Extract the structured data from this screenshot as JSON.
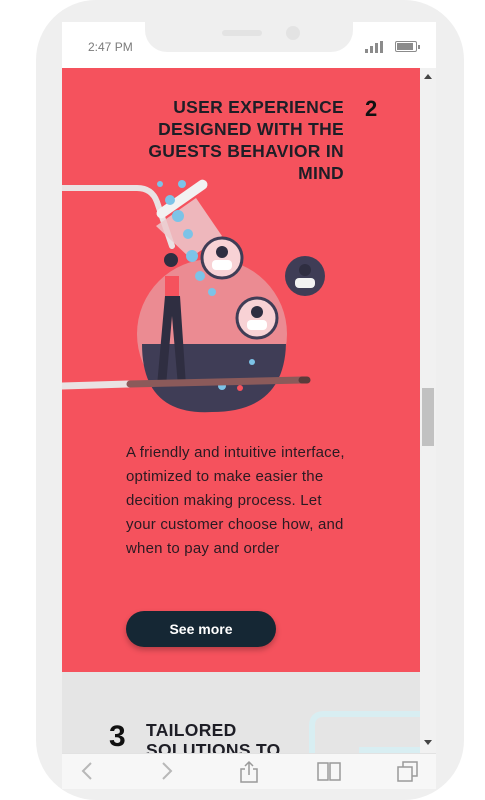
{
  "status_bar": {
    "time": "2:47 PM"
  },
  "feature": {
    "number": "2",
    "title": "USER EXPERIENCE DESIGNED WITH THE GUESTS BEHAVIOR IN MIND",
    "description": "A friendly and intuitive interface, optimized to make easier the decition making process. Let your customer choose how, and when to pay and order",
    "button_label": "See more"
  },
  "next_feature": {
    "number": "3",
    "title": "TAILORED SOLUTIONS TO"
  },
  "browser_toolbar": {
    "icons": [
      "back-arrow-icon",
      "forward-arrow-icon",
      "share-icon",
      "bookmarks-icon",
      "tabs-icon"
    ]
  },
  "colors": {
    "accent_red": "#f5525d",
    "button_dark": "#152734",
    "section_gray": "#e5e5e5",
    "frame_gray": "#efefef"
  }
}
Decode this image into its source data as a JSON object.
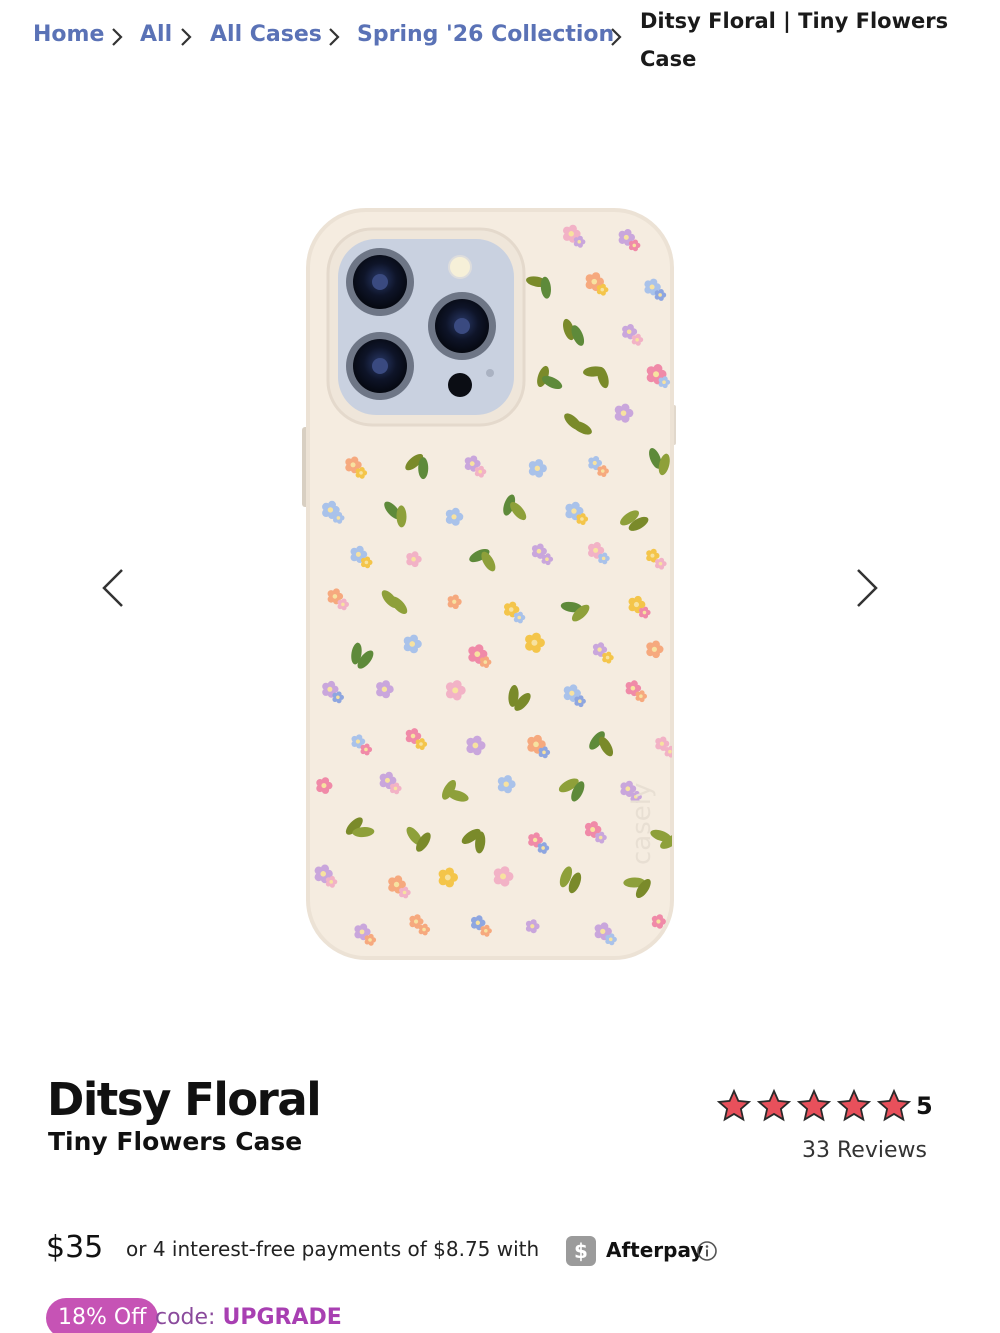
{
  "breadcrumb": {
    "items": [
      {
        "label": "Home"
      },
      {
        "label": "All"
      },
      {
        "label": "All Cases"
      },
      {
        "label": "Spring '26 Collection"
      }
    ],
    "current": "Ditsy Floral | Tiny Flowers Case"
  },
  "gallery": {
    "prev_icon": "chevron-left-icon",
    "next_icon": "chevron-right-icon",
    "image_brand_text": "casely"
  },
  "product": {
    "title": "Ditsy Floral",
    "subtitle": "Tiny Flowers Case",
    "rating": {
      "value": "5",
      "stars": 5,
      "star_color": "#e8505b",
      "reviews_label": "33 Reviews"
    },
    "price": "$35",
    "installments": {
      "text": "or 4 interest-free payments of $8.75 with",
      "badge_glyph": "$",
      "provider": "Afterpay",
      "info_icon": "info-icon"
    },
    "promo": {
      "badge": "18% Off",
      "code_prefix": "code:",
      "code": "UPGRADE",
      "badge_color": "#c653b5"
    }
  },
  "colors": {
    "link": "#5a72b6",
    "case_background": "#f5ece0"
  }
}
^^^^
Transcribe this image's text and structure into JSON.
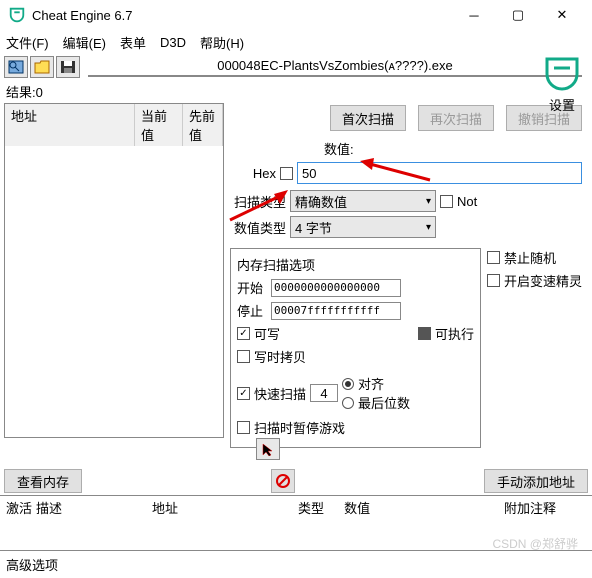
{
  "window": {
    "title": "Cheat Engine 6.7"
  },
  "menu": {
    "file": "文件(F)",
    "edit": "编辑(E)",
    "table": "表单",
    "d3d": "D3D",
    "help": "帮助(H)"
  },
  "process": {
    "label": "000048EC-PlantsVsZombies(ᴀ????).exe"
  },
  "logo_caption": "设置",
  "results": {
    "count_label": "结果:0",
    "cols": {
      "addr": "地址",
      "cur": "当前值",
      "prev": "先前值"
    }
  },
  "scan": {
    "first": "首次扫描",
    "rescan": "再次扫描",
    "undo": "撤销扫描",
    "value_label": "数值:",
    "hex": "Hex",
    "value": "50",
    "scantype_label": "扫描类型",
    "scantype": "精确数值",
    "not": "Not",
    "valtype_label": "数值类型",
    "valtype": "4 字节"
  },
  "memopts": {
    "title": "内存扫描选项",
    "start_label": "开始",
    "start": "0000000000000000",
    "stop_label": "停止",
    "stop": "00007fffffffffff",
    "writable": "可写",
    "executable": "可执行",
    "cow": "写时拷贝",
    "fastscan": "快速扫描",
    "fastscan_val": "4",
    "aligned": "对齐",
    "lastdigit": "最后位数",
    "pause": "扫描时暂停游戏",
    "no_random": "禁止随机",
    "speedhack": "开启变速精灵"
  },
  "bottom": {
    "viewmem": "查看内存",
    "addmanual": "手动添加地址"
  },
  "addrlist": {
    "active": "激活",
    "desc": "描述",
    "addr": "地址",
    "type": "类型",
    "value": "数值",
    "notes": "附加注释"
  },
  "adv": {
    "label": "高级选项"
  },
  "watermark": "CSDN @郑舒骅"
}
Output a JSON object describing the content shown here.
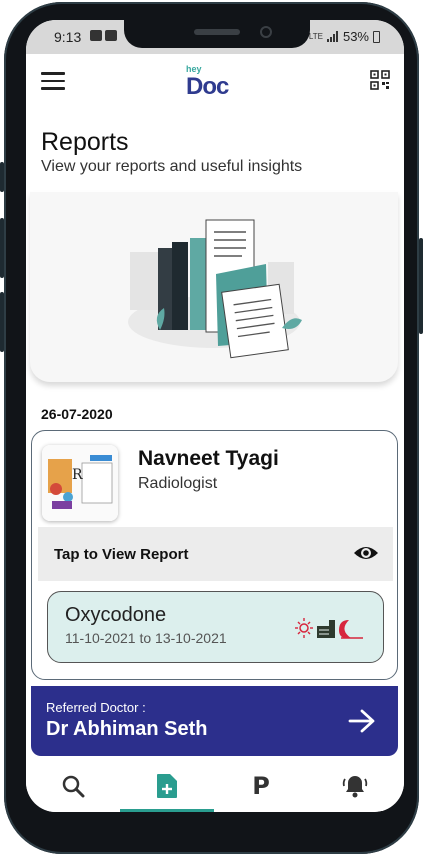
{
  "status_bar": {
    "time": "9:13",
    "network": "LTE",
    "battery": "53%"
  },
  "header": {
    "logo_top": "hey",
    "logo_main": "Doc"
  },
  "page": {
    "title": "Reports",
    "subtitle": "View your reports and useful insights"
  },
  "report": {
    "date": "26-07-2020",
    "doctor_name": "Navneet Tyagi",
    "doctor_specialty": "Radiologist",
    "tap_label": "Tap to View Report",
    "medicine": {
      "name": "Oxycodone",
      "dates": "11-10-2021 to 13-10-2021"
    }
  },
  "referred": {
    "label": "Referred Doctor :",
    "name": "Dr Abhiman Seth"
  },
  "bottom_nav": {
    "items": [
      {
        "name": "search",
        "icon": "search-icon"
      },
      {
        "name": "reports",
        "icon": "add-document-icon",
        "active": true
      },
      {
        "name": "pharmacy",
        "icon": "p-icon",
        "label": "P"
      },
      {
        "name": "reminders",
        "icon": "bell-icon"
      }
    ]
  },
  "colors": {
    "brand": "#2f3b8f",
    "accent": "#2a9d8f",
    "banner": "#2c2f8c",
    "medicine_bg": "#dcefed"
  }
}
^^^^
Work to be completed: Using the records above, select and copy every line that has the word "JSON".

Exercise output:
Extract the structured data from this screenshot as JSON.
Decode this image into its source data as a JSON object.
Transcribe this image's text and structure into JSON.
Output a JSON object describing the content shown here.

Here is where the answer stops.